DESCRIPTION OF THE TASK:
The full listing, reproduced exactly, is what the response must contain.

MATERIAL FOR THIS EXERCISE:
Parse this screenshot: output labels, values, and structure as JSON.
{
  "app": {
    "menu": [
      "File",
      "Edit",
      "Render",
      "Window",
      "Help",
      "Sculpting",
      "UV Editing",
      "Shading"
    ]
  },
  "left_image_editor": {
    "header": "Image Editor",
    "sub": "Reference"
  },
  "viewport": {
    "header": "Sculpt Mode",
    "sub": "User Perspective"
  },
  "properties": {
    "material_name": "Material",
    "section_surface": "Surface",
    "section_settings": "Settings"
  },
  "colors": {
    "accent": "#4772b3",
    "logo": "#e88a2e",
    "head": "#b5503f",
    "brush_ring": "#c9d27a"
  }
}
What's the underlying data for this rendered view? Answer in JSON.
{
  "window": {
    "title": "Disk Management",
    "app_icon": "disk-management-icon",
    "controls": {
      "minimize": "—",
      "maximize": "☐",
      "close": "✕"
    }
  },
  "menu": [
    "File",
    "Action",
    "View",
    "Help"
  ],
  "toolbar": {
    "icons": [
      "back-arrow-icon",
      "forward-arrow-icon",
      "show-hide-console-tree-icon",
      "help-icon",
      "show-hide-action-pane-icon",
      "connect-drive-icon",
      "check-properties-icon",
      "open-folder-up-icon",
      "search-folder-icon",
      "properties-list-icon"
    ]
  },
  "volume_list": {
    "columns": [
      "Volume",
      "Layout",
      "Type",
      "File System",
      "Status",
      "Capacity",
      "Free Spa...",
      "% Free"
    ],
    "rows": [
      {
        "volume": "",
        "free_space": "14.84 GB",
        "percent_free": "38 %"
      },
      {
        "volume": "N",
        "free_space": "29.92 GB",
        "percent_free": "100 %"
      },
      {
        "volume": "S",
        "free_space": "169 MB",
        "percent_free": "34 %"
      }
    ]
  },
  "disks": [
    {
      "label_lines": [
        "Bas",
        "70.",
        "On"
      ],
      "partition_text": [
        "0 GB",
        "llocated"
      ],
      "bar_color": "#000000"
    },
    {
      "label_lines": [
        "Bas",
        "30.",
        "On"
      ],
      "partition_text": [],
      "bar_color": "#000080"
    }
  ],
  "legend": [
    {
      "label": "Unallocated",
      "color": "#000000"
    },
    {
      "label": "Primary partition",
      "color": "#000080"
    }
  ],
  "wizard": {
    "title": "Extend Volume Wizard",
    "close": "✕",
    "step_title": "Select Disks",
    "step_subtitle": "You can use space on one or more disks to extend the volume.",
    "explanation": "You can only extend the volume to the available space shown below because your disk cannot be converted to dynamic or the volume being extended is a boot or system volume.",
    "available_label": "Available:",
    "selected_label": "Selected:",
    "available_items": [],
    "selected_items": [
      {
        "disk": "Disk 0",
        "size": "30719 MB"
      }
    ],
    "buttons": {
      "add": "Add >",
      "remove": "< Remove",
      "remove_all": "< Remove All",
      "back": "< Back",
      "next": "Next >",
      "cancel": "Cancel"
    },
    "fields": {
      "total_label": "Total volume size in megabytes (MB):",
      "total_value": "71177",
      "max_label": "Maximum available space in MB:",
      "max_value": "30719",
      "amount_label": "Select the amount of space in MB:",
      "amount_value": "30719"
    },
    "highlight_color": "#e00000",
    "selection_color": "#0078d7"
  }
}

ANSWER SPACE:
Parse this screenshot: output labels, values, and structure as JSON.
{
  "app": {
    "menu": [
      "File",
      "Edit",
      "Render",
      "Window",
      "Help",
      "Sculpting",
      "UV Editing",
      "Shading"
    ]
  },
  "left_image_editor": {
    "header": "Image Editor",
    "sub": "Reference"
  },
  "viewport": {
    "header": "Sculpt Mode",
    "sub": "User Perspective"
  },
  "properties": {
    "material_name": "Material",
    "section_surface": "Surface",
    "section_settings": "Settings"
  },
  "colors": {
    "accent": "#4772b3",
    "logo": "#e88a2e",
    "head": "#b5503f",
    "brush_ring": "#c9d27a"
  }
}
What's the underlying data for this rendered view? Answer in JSON.
{
  "window": {
    "title": "Disk Management",
    "app_icon": "disk-management-icon",
    "controls": {
      "minimize": "—",
      "maximize": "☐",
      "close": "✕"
    }
  },
  "menu": [
    "File",
    "Action",
    "View",
    "Help"
  ],
  "toolbar": {
    "icons": [
      "back-arrow-icon",
      "forward-arrow-icon",
      "show-hide-console-tree-icon",
      "help-icon",
      "show-hide-action-pane-icon",
      "connect-drive-icon",
      "check-properties-icon",
      "open-folder-up-icon",
      "search-folder-icon",
      "properties-list-icon"
    ]
  },
  "volume_list": {
    "columns": [
      "Volume",
      "Layout",
      "Type",
      "File System",
      "Status",
      "Capacity",
      "Free Spa...",
      "% Free"
    ],
    "rows": [
      {
        "volume": "",
        "free_space": "14.84 GB",
        "percent_free": "38 %"
      },
      {
        "volume": "N",
        "free_space": "29.92 GB",
        "percent_free": "100 %"
      },
      {
        "volume": "S",
        "free_space": "169 MB",
        "percent_free": "34 %"
      }
    ]
  },
  "disks": [
    {
      "label_lines": [
        "Bas",
        "70.",
        "On"
      ],
      "partition_text": [
        "0 GB",
        "llocated"
      ],
      "bar_color": "#000000"
    },
    {
      "label_lines": [
        "Bas",
        "30.",
        "On"
      ],
      "partition_text": [],
      "bar_color": "#000080"
    }
  ],
  "legend": [
    {
      "label": "Unallocated",
      "color": "#000000"
    },
    {
      "label": "Primary partition",
      "color": "#000080"
    }
  ],
  "wizard": {
    "title": "Extend Volume Wizard",
    "close": "✕",
    "step_title": "Select Disks",
    "step_subtitle": "You can use space on one or more disks to extend the volume.",
    "explanation": "You can only extend the volume to the available space shown below because your disk cannot be converted to dynamic or the volume being extended is a boot or system volume.",
    "available_label": "Available:",
    "selected_label": "Selected:",
    "available_items": [],
    "selected_items": [
      {
        "disk": "Disk 0",
        "size": "30719 MB"
      }
    ],
    "buttons": {
      "add": "Add >",
      "remove": "< Remove",
      "remove_all": "< Remove All",
      "back": "< Back",
      "next": "Next >",
      "cancel": "Cancel"
    },
    "fields": {
      "total_label": "Total volume size in megabytes (MB):",
      "total_value": "71177",
      "max_label": "Maximum available space in MB:",
      "max_value": "30719",
      "amount_label": "Select the amount of space in MB:",
      "amount_value": "30719"
    },
    "highlight_color": "#e00000",
    "selection_color": "#0078d7"
  }
}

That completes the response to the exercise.